Sony Michel is posting a career-best in average yards per carry.
Totaling 8.5 yards each time he is handed the ball, Michel is also on pace to post his second career 1,000-yard season on the ground. Yet Michel has been able to do this while toting the ball only 74 times through eight games.
At this rate, Michel is actually looking at posting the fewest carries in a season since he was a freshman. Michel had 64 carries in 2014, 219 in 2015 and 152 in 2016.
Being able to rip off big run plays without seeing the ball as much has been a big lift for this Georgia offense. Georgia’s backs haven’t been worn down with the distribution of carries.
“We feel pretty fresh,” Michel said. “I’d say Coach (Kirby Smart) does a good job of taking care of us, and the whole team, period. We work and he also takes care of us. We’ll probably take the pads off (in practice) sometimes and we’ll still be going fast. I think Coach has a good game-plan when it comes to taking care of our bodies.”

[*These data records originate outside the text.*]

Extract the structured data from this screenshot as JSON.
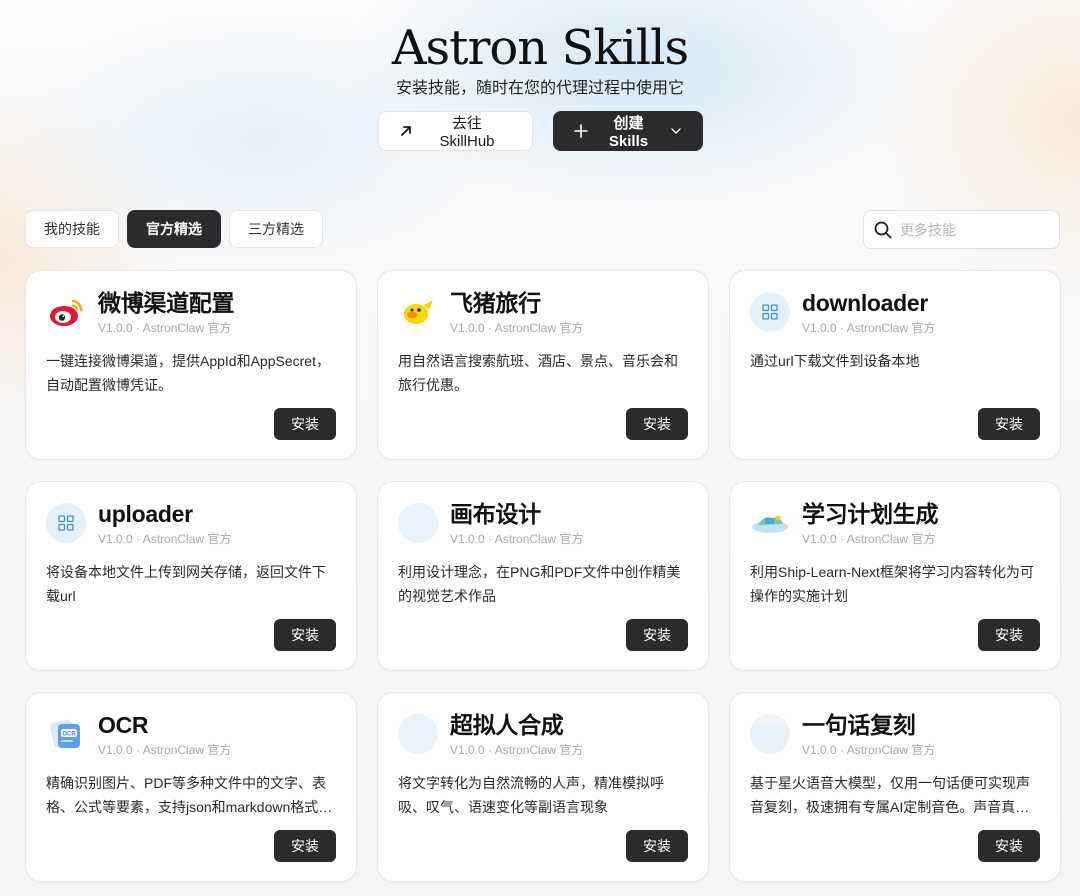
{
  "hero": {
    "title": "Astron Skills",
    "subtitle": "安装技能，随时在您的代理过程中使用它",
    "skillhub_label": "去往 SkillHub",
    "create_label": "创建 Skills"
  },
  "tabs": [
    {
      "label": "我的技能",
      "active": false
    },
    {
      "label": "官方精选",
      "active": true
    },
    {
      "label": "三方精选",
      "active": false
    }
  ],
  "search": {
    "placeholder": "更多技能"
  },
  "cards": [
    {
      "title": "微博渠道配置",
      "meta": "V1.0.0 · AstronClaw 官方",
      "desc": "一键连接微博渠道，提供AppId和AppSecret，自动配置微博凭证。",
      "install": "安装",
      "icon": "weibo-icon"
    },
    {
      "title": "飞猪旅行",
      "meta": "V1.0.0 · AstronClaw 官方",
      "desc": "用自然语言搜索航班、酒店、景点、音乐会和旅行优惠。",
      "install": "安装",
      "icon": "fliggy-icon"
    },
    {
      "title": "downloader",
      "meta": "V1.0.0 · AstronClaw 官方",
      "desc": "通过url下载文件到设备本地",
      "install": "安装",
      "icon": "grid-icon"
    },
    {
      "title": "uploader",
      "meta": "V1.0.0 · AstronClaw 官方",
      "desc": "将设备本地文件上传到网关存储，返回文件下载url",
      "install": "安装",
      "icon": "grid-icon"
    },
    {
      "title": "画布设计",
      "meta": "V1.0.0 · AstronClaw 官方",
      "desc": "利用设计理念，在PNG和PDF文件中创作精美的视觉艺术作品",
      "install": "安装",
      "icon": "canvas-icon"
    },
    {
      "title": "学习计划生成",
      "meta": "V1.0.0 · AstronClaw 官方",
      "desc": "利用Ship-Learn-Next框架将学习内容转化为可操作的实施计划",
      "install": "安装",
      "icon": "island-icon"
    },
    {
      "title": "OCR",
      "meta": "V1.0.0 · AstronClaw 官方",
      "desc": "精确识别图片、PDF等多种文件中的文字、表格、公式等要素，支持json和markdown格式输出",
      "install": "安装",
      "icon": "ocr-icon"
    },
    {
      "title": "超拟人合成",
      "meta": "V1.0.0 · AstronClaw 官方",
      "desc": "将文字转化为自然流畅的人声，精准模拟呼吸、叹气、语速变化等副语言现象",
      "install": "安装",
      "icon": "voice-icon"
    },
    {
      "title": "一句话复刻",
      "meta": "V1.0.0 · AstronClaw 官方",
      "desc": "基于星火语音大模型，仅用一句话便可实现声音复刻，极速拥有专属AI定制音色。声音真实自然",
      "install": "安装",
      "icon": "voice-clone-icon"
    }
  ]
}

Nick Chubb is in the same boat as Michel. Chubb is leading the SEC in rushing yards with 765 rushing yards but has done this on only 120 carries. He hasn’t had a game in 2017 where he has totaled more than 16 carries. The same applies for Michel.
But Chubb has been the lead back in an offense averaging 284 rushing yards per game. With a counterpart in Michel, and with three quality backups in D’Andre Swift (46 carries, 366 yards), Elijah Holyfield (32 carries, 227 yards) and Brian Herrien (51 carries, 166 yards), Chubb hasn’t been asked to shoulder the burden completely.
“I feel great, I feel better now than I did at the beginning of the season,” Chubb said. “It’s how we’ve been sharing the load and not playing full games also. That also helps. We’re doing a good job taking care of everybody.”
But with the carries divvied up, there hasn’t been much room to post gaudy stats. That has kept both Chubb and Michel out of the Heisman Trophy conversation through the first two-thirds of the season. And with Penn State running back Saquon Barkley (1,272 total yards, 12 touchdowns) and Stanford running back Bryce Love (1,387 rushing yards, 11 touchdowns), it’s unlikely they’ll jump into the race.
Chubb, however, isn’t too concerned. As long as Georgia keeps winning, he is fine with the Heisman going to someone else.
“I don’t want it. They can keep it,” Chubb said with a smile.
Georgia has been able to manage the carries in a rushing attack that is averaging 47.3 rushes as a team per game. With the Bulldogs blowing out opponents in seven of eight games, plenty of fourth quarter touches have gone to Swift, Herrien and Holyfield.
Alabama may be the only other team in the nation that boasts the kind of depth Georgia has at running back.
Right guard Solomon Kindley has been impressed with how the running backs have been able to rotate while getting the same results.
“That’s perfect,” Kindley said. “They’re getting less carries, they’re still doing what they have to do and we’re winning. We’re still productive.”